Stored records
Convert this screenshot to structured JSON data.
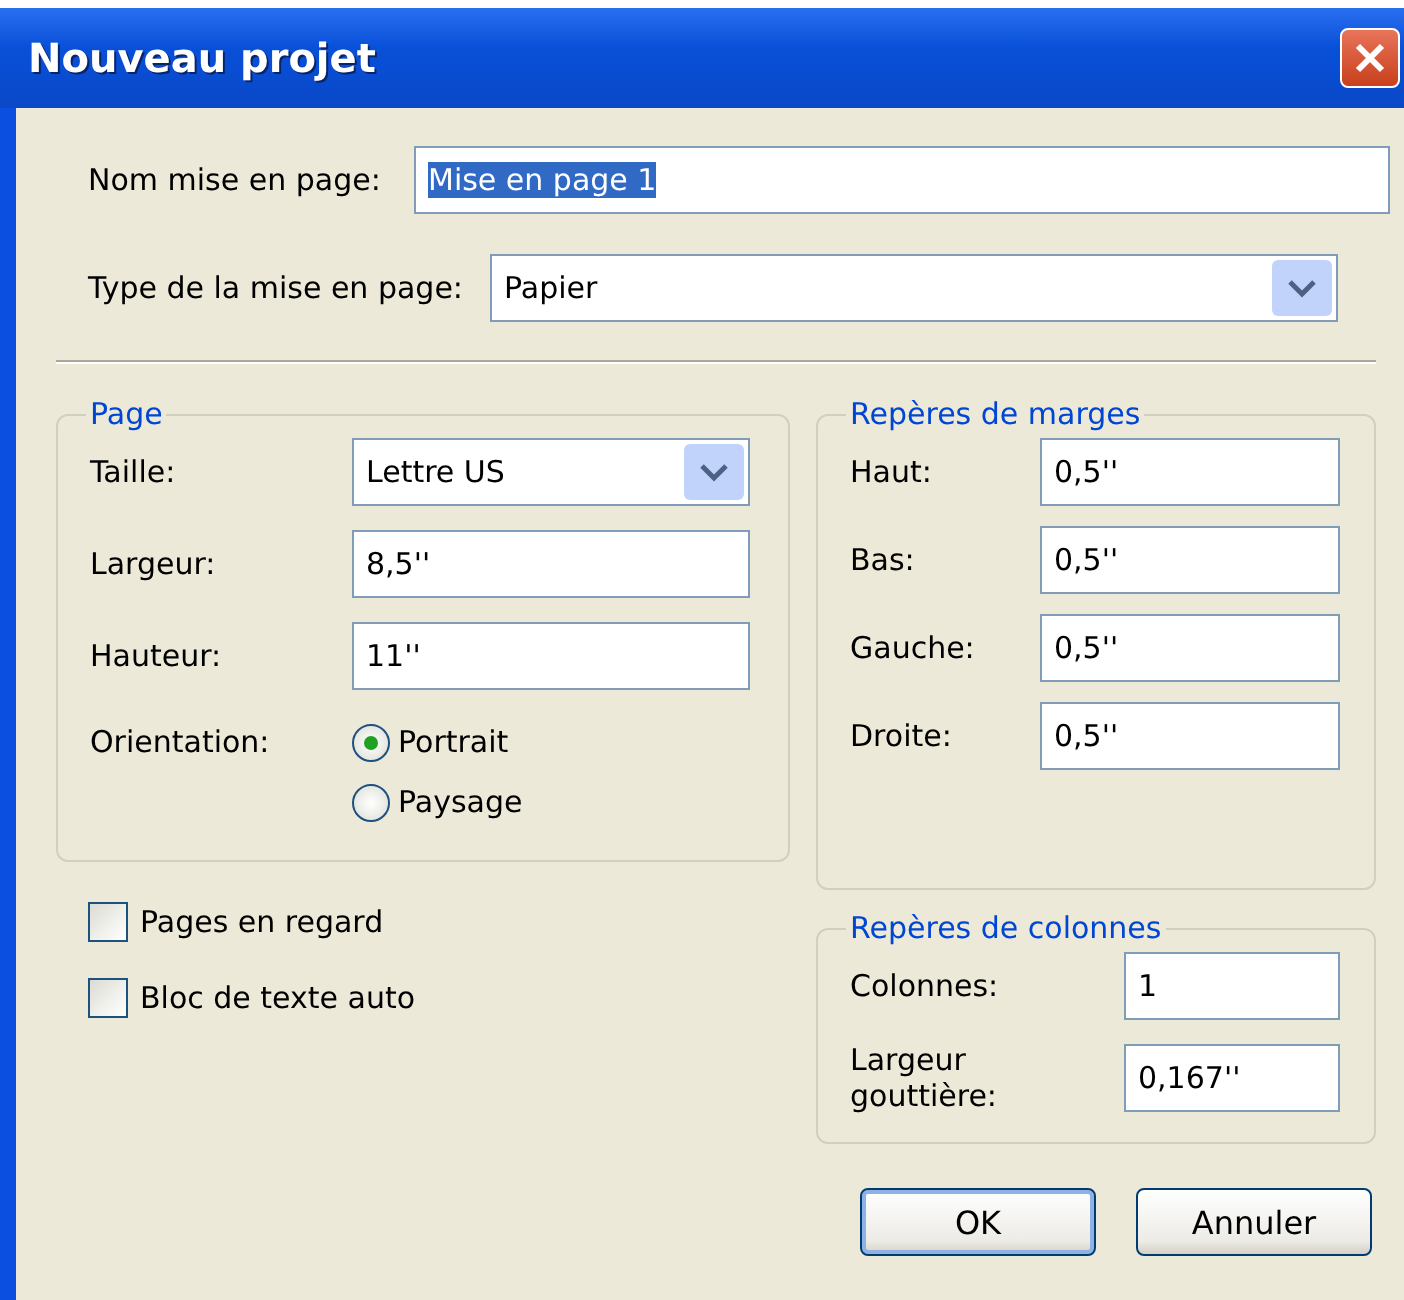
{
  "window": {
    "title": "Nouveau projet"
  },
  "name_field": {
    "label": "Nom mise en page:",
    "value": "Mise en page 1",
    "text_selected": true
  },
  "layout_type": {
    "label": "Type de la mise en page:",
    "value": "Papier"
  },
  "page_group": {
    "title": "Page",
    "size": {
      "label": "Taille:",
      "value": "Lettre US"
    },
    "fields": [
      {
        "label": "Largeur:",
        "value": "8,5''"
      },
      {
        "label": "Hauteur:",
        "value": "11''"
      }
    ],
    "orientation": {
      "label": "Orientation:",
      "options": [
        {
          "label": "Portrait",
          "selected": true
        },
        {
          "label": "Paysage",
          "selected": false
        }
      ]
    }
  },
  "options": [
    {
      "label": "Pages en regard",
      "checked": false
    },
    {
      "label": "Bloc de texte auto",
      "checked": false
    }
  ],
  "margins": {
    "title": "Repères de marges",
    "fields": [
      {
        "label": "Haut:",
        "value": "0,5''"
      },
      {
        "label": "Bas:",
        "value": "0,5''"
      },
      {
        "label": "Gauche:",
        "value": "0,5''"
      },
      {
        "label": "Droite:",
        "value": "0,5''"
      }
    ]
  },
  "columns": {
    "title": "Repères de colonnes",
    "fields": [
      {
        "label": "Colonnes:",
        "value": "1"
      },
      {
        "label": "Largeur gouttière:",
        "value": "0,167''"
      }
    ]
  },
  "buttons": [
    {
      "label": "OK",
      "default": true
    },
    {
      "label": "Annuler",
      "default": false
    }
  ]
}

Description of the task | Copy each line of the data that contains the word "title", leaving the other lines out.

Exercise response |
    "title": "Nouveau projet"
    "title": "Page",
    "title": "Repères de marges",
    "title": "Repères de colonnes",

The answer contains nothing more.